I hope that with others in my union facing similar disgraceful circumstances, we can start organising in each other’s workplaces so that we’re not victimised at work for daring to make a stand.

We desperately need an end to zero-hour and low-hour contracts unless specifically requested by the workers; an end to poverty wages, and the introduction of a £10 an hour minimum wage now, as a step towards a real living wage.

Youth fight for Jobs supports and campaigns for these demands and I am sure other members of my union will be as keen to organise and fight on these issues because these insecure jobs are completely unsustainable and need to be stopped.

Fight zero hour contracts

Roxy Castell, Zero hour contract worker

910,000 workers in Britain are on zero-hour contracts – a six-fold increase since 2008 – according to analysis by the Resolution Foundation think-tank. The Trade Union Congress expects it to top a million shortly.

The rise of zero-hour contracts in place of more secure ones leaves workers facing insecure futures where homelessness is a week-to-week threat.

I have first-hand experience of trying to survive, and raise a daughter, on zero-hour contracts. I can attest to the stress and hopelessness that can accompany this situation.

Living on a zero-hour contract often means having very little idea of weekly income, making planning for the future impossible. In order to sustain themselves, workers are sometimes having to take on more than one zero-hour contract at a time, leading to a chaotic and stressful lifestyle.

At one point I had two zero-hour contracts and one 12-hour one. But due to the instability of the hours I was given, I was still having to sign on to survive in the weeks where I was earning less than I would be on the dole.

This caused intense stress not only for me, but also for the job centre staff who had to deal with my claim, highlighting that the current benefit system is insufficient to deal with the prevalence of zero-hour contracts.

Never knowing where the next electric payment or food shop is coming from, let alone what the future holds in terms of employment, means workers are trapped in a hand-to-mouth cycle. This has inevitable consequences for their mental wellbeing, and subsequently wider social implications.

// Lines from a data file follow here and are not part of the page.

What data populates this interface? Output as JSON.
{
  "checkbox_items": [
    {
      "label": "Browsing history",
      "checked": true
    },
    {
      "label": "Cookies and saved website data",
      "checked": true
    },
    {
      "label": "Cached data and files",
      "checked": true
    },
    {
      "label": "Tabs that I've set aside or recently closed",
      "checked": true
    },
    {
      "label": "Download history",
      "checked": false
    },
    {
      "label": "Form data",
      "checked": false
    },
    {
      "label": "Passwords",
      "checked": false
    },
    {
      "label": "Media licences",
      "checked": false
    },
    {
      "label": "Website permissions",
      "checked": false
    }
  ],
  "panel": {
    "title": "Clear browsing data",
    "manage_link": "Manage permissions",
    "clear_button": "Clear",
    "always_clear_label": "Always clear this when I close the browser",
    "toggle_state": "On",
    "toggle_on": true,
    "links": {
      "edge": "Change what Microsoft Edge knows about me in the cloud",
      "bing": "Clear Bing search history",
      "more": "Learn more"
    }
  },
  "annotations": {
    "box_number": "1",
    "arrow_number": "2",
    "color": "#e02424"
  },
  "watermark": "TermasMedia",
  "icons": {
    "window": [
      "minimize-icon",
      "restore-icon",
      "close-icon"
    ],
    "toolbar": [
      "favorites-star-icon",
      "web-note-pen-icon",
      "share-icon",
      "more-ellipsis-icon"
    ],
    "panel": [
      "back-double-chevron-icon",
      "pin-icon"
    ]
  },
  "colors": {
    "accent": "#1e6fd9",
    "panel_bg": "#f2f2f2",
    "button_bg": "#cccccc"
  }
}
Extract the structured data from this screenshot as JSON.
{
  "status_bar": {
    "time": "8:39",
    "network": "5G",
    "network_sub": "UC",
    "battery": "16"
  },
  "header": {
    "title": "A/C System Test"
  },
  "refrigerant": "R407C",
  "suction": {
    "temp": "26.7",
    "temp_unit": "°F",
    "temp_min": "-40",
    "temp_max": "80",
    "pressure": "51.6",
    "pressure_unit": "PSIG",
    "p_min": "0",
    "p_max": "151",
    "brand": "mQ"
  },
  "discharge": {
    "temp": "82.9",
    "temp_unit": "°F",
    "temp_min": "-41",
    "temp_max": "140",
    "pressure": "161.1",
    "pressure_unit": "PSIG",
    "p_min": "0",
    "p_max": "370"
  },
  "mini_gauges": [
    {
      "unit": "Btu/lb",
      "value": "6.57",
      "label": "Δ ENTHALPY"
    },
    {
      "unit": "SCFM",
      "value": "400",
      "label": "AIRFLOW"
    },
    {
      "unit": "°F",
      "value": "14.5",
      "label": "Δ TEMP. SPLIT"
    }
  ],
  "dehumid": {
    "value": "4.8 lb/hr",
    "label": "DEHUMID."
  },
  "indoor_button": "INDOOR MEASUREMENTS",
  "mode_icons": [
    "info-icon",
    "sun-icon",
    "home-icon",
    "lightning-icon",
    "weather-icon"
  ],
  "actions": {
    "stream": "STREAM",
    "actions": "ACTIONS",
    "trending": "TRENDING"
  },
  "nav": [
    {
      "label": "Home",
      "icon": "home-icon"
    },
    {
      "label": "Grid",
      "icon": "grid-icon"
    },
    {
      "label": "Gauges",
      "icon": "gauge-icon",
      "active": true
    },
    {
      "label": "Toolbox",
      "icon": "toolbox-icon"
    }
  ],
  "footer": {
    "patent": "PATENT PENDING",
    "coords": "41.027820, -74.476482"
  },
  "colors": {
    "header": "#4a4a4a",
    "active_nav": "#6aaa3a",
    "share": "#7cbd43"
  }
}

In order to tackle this we fight to scrap zero-hour contracts, and guarantee full-time hours and permanent jobs for all who want them. We campaign for trade unions to take the lead on achieving this, through membership drives, protests and strikes.